=== TASK DETAILS ===
For this exercise, restate the data below with no change at all.

=== RECORDS FOR THIS EXERCISE ===

= = = = =

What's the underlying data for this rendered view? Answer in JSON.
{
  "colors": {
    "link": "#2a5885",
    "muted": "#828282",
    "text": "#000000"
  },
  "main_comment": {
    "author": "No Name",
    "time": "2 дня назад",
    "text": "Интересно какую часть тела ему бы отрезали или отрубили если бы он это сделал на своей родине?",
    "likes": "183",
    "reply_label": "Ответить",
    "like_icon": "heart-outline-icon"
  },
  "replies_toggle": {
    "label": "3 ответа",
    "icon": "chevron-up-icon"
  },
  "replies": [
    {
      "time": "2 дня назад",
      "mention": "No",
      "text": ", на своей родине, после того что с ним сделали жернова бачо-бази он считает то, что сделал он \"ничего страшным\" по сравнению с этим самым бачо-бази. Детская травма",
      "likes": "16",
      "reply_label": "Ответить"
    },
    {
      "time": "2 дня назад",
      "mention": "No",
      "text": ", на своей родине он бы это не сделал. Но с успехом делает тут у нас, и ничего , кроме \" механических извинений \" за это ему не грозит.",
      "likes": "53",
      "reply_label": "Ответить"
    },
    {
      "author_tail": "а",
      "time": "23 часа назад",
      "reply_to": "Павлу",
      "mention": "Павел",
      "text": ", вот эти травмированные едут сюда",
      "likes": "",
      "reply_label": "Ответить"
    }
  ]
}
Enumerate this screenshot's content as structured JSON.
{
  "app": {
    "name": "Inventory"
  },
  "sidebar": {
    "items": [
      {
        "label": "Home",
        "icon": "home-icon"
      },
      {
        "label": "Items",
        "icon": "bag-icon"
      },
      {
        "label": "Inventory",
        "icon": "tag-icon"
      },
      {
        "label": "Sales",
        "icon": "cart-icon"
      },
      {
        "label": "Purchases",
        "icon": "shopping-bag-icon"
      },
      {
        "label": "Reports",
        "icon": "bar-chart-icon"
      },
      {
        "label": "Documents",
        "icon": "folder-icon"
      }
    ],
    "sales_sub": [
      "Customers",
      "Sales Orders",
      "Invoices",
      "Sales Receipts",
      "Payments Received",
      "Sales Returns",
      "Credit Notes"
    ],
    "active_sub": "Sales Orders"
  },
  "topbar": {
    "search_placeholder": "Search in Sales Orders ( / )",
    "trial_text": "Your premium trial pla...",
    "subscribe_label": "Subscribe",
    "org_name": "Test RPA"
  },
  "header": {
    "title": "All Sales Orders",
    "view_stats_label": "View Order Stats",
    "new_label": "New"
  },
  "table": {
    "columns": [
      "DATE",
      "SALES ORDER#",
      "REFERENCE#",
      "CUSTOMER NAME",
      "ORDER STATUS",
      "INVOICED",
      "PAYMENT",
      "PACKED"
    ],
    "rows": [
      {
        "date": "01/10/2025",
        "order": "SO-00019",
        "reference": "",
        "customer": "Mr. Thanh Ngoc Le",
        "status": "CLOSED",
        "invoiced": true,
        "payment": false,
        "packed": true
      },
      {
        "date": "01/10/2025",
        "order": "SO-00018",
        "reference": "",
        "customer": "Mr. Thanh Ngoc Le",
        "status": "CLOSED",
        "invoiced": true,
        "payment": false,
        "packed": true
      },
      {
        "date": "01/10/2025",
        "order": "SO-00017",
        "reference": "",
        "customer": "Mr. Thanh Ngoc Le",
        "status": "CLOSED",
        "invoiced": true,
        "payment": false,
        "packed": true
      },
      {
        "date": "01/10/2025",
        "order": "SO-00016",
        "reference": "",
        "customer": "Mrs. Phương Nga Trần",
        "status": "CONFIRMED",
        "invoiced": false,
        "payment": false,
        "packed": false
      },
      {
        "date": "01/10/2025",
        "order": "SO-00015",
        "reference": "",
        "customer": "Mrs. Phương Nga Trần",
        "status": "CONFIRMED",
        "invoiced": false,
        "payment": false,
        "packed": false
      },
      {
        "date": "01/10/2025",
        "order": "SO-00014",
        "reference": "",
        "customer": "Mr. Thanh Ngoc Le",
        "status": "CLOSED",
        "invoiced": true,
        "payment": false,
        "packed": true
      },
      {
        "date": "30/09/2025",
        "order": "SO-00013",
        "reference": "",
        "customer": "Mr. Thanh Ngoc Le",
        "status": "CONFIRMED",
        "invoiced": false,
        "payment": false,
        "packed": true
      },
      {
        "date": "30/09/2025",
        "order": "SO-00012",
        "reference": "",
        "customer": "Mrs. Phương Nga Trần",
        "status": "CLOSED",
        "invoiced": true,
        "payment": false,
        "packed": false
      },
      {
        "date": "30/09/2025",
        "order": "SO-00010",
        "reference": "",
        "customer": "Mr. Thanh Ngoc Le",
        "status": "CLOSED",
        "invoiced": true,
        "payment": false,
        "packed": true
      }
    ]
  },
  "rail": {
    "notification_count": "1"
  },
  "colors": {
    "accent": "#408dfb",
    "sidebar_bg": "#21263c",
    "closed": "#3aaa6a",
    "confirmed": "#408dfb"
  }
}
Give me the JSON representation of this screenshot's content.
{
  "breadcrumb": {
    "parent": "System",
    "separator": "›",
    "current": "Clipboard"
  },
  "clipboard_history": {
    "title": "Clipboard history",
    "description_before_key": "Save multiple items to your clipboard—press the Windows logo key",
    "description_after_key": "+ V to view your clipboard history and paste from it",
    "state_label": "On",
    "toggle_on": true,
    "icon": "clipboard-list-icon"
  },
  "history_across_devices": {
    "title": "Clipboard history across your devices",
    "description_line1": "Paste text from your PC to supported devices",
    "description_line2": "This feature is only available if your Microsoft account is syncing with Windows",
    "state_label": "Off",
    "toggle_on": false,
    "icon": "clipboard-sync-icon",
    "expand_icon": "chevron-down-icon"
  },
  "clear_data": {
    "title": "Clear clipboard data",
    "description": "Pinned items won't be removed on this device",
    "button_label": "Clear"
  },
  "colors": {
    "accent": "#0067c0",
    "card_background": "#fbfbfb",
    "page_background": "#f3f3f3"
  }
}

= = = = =

=== OUTPUT OF THE TASK ===
What's the underlying data for this rendered view? Answer in JSON.
{
  "colors": {
    "link": "#2a5885",
    "muted": "#828282",
    "text": "#000000"
  },
  "main_comment": {
    "author": "No Name",
    "time": "2 дня назад",
    "text": "Интересно какую часть тела ему бы отрезали или отрубили если бы он это сделал на своей родине?",
    "likes": "183",
    "reply_label": "Ответить",
    "like_icon": "heart-outline-icon"
  },
  "replies_toggle": {
    "label": "3 ответа",
    "icon": "chevron-up-icon"
  },
  "replies": [
    {
      "time": "2 дня назад",
      "mention": "No",
      "text": ", на своей родине, после того что с ним сделали жернова бачо-бази он считает то, что сделал он \"ничего страшным\" по сравнению с этим самым бачо-бази. Детская травма",
      "likes": "16",
      "reply_label": "Ответить"
    },
    {
      "time": "2 дня назад",
      "mention": "No",
      "text": ", на своей родине он бы это не сделал. Но с успехом делает тут у нас, и ничего , кроме \" механических извинений \" за это ему не грозит.",
      "likes": "53",
      "reply_label": "Ответить"
    },
    {
      "author_tail": "а",
      "time": "23 часа назад",
      "reply_to": "Павлу",
      "mention": "Павел",
      "text": ", вот эти травмированные едут сюда",
      "likes": "",
      "reply_label": "Ответить"
    }
  ]
}
Enumerate this screenshot's content as structured JSON.
{
  "app": {
    "name": "Inventory"
  },
  "sidebar": {
    "items": [
      {
        "label": "Home",
        "icon": "home-icon"
      },
      {
        "label": "Items",
        "icon": "bag-icon"
      },
      {
        "label": "Inventory",
        "icon": "tag-icon"
      },
      {
        "label": "Sales",
        "icon": "cart-icon"
      },
      {
        "label": "Purchases",
        "icon": "shopping-bag-icon"
      },
      {
        "label": "Reports",
        "icon": "bar-chart-icon"
      },
      {
        "label": "Documents",
        "icon": "folder-icon"
      }
    ],
    "sales_sub": [
      "Customers",
      "Sales Orders",
      "Invoices",
      "Sales Receipts",
      "Payments Received",
      "Sales Returns",
      "Credit Notes"
    ],
    "active_sub": "Sales Orders"
  },
  "topbar": {
    "search_placeholder": "Search in Sales Orders ( / )",
    "trial_text": "Your premium trial pla...",
    "subscribe_label": "Subscribe",
    "org_name": "Test RPA"
  },
  "header": {
    "title": "All Sales Orders",
    "view_stats_label": "View Order Stats",
    "new_label": "New"
  },
  "table": {
    "columns": [
      "DATE",
      "SALES ORDER#",
      "REFERENCE#",
      "CUSTOMER NAME",
      "ORDER STATUS",
      "INVOICED",
      "PAYMENT",
      "PACKED"
    ],
    "rows": [
      {
        "date": "01/10/2025",
        "order": "SO-00019",
        "reference": "",
        "customer": "Mr. Thanh Ngoc Le",
        "status": "CLOSED",
        "invoiced": true,
        "payment": false,
        "packed": true
      },
      {
        "date": "01/10/2025",
        "order": "SO-00018",
        "reference": "",
        "customer": "Mr. Thanh Ngoc Le",
        "status": "CLOSED",
        "invoiced": true,
        "payment": false,
        "packed": true
      },
      {
        "date": "01/10/2025",
        "order": "SO-00017",
        "reference": "",
        "customer": "Mr. Thanh Ngoc Le",
        "status": "CLOSED",
        "invoiced": true,
        "payment": false,
        "packed": true
      },
      {
        "date": "01/10/2025",
        "order": "SO-00016",
        "reference": "",
        "customer": "Mrs. Phương Nga Trần",
        "status": "CONFIRMED",
        "invoiced": false,
        "payment": false,
        "packed": false
      },
      {
        "date": "01/10/2025",
        "order": "SO-00015",
        "reference": "",
        "customer": "Mrs. Phương Nga Trần",
        "status": "CONFIRMED",
        "invoiced": false,
        "payment": false,
        "packed": false
      },
      {
        "date": "01/10/2025",
        "order": "SO-00014",
        "reference": "",
        "customer": "Mr. Thanh Ngoc Le",
        "status": "CLOSED",
        "invoiced": true,
        "payment": false,
        "packed": true
      },
      {
        "date": "30/09/2025",
        "order": "SO-00013",
        "reference": "",
        "customer": "Mr. Thanh Ngoc Le",
        "status": "CONFIRMED",
        "invoiced": false,
        "payment": false,
        "packed": true
      },
      {
        "date": "30/09/2025",
        "order": "SO-00012",
        "reference": "",
        "customer": "Mrs. Phương Nga Trần",
        "status": "CLOSED",
        "invoiced": true,
        "payment": false,
        "packed": false
      },
      {
        "date": "30/09/2025",
        "order": "SO-00010",
        "reference": "",
        "customer": "Mr. Thanh Ngoc Le",
        "status": "CLOSED",
        "invoiced": true,
        "payment": false,
        "packed": true
      }
    ]
  },
  "rail": {
    "notification_count": "1"
  },
  "colors": {
    "accent": "#408dfb",
    "sidebar_bg": "#21263c",
    "closed": "#3aaa6a",
    "confirmed": "#408dfb"
  }
}
Give me the JSON representation of this screenshot's content.
{
  "breadcrumb": {
    "parent": "System",
    "separator": "›",
    "current": "Clipboard"
  },
  "clipboard_history": {
    "title": "Clipboard history",
    "description_before_key": "Save multiple items to your clipboard—press the Windows logo key",
    "description_after_key": "+ V to view your clipboard history and paste from it",
    "state_label": "On",
    "toggle_on": true,
    "icon": "clipboard-list-icon"
  },
  "history_across_devices": {
    "title": "Clipboard history across your devices",
    "description_line1": "Paste text from your PC to supported devices",
    "description_line2": "This feature is only available if your Microsoft account is syncing with Windows",
    "state_label": "Off",
    "toggle_on": false,
    "icon": "clipboard-sync-icon",
    "expand_icon": "chevron-down-icon"
  },
  "clear_data": {
    "title": "Clear clipboard data",
    "description": "Pinned items won't be removed on this device",
    "button_label": "Clear"
  },
  "colors": {
    "accent": "#0067c0",
    "card_background": "#fbfbfb",
    "page_background": "#f3f3f3"
  }
}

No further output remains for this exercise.